All stylists use Facebook, she said, and about a quarter of them currently use Facebook Live.
“Technology does a lot to separate us,” she said. “Facebook Live helps with conversion, turning a person who’s interested into a sale.”
Experts said the scope of the direct marketing phenomenon on Facebook is difficult to pinpoint because most of the companies are not public and guard their strategies closely.
Tammy Bakalarski, a nursing instructor in rural Biglerville, Pa., said she is on track to earn about $120,000 in Vantel income this year, between sales, commissions, and bonuses.
Bakalarski said she had about 40 sales consultants working for her last January. The 53-year-old now has about 282 consultants.
“I think Facebook has gotten the Vantel name out there in a much faster way,” Bakalarski said.
Cabral said she focuses on the way her business has empowered women, and she gets teary talking about those who use the money they earn to pay down debt or buy their first home.
But like that of any fast-growing operation, Vantel’s sales strategy comes with risks. The company says Kandice Baxter, the consultant shucking pearls late at night in her Georgia bedroom, is not a traditional spokeswoman, with her unmade bed in the background and her fiance, Mike, belching off camera.
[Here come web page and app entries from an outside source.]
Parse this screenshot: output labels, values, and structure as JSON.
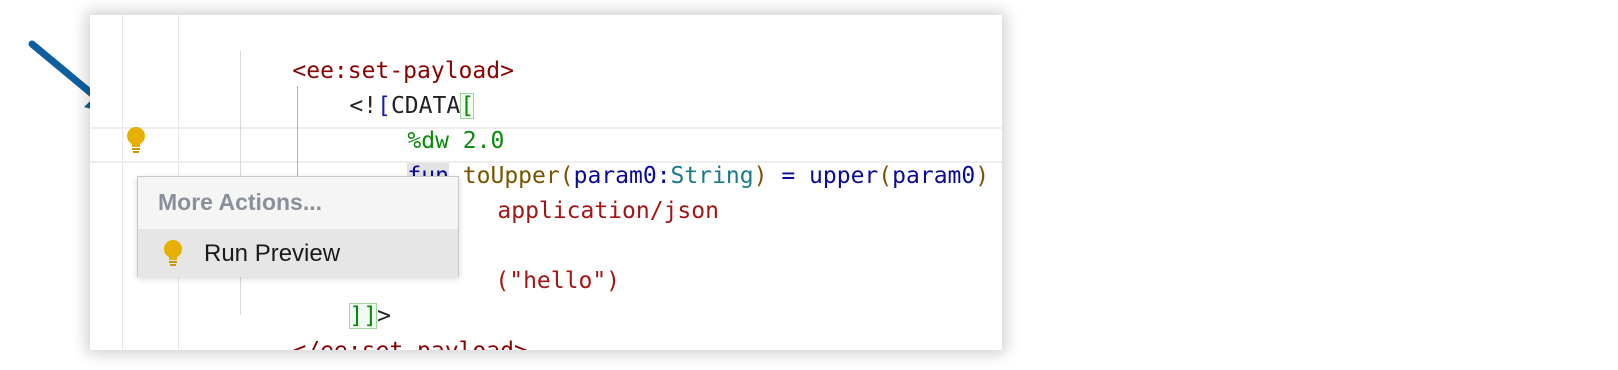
{
  "code_lines": [
    {
      "id": "open-tag",
      "text": "<ee:set-payload>"
    },
    {
      "id": "cdata-open",
      "prefix": "<!",
      "bracket1": "[",
      "keyword": "CDATA",
      "bracket2": "["
    },
    {
      "id": "dw-version",
      "text": "%dw 2.0"
    },
    {
      "id": "fun-decl",
      "kw": "fun",
      "name": "toUpper",
      "open": "(",
      "param": "param0",
      "colon": ":",
      "type": "String",
      "close": ")",
      "eq": " = ",
      "call": "upper",
      "open2": "(",
      "arg": "param0",
      "close2": ")"
    },
    {
      "id": "output-line",
      "visible": "application/json"
    },
    {
      "id": "call-line",
      "visible": "(\"hello\")"
    },
    {
      "id": "cdata-close",
      "brackets": "]]",
      "gt": ">"
    },
    {
      "id": "close-tag",
      "text": "</ee:set-payload>"
    }
  ],
  "popup": {
    "title": "More Actions...",
    "item_label": "Run Preview",
    "item_icon": "lightbulb-icon"
  },
  "colors": {
    "tag": "#8b0000",
    "keyword": "#0a0a9a",
    "bulb": "#e5b000",
    "arrow": "#0d5fa0"
  }
}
Laurie Langill, national director of sales at Vantel, said she is working with many to help refine their approach.
“Anybody can do this,” she said. “It’s also one of the scary things.”
A Harvard Business School marketing professor, John Deighton, likened the sales pitches on Facebook Live, as well as on YouTube, to the advertisements that have long filled late-night television, complete with offbeat personalities.
“The abundance of inexpensive media is producing troves of weird content,” Deighton said. “The pearl company is early to the party.”Megan Woolhouse can be reached at email@example.com. Follow her on Twitter @megwoolhouse.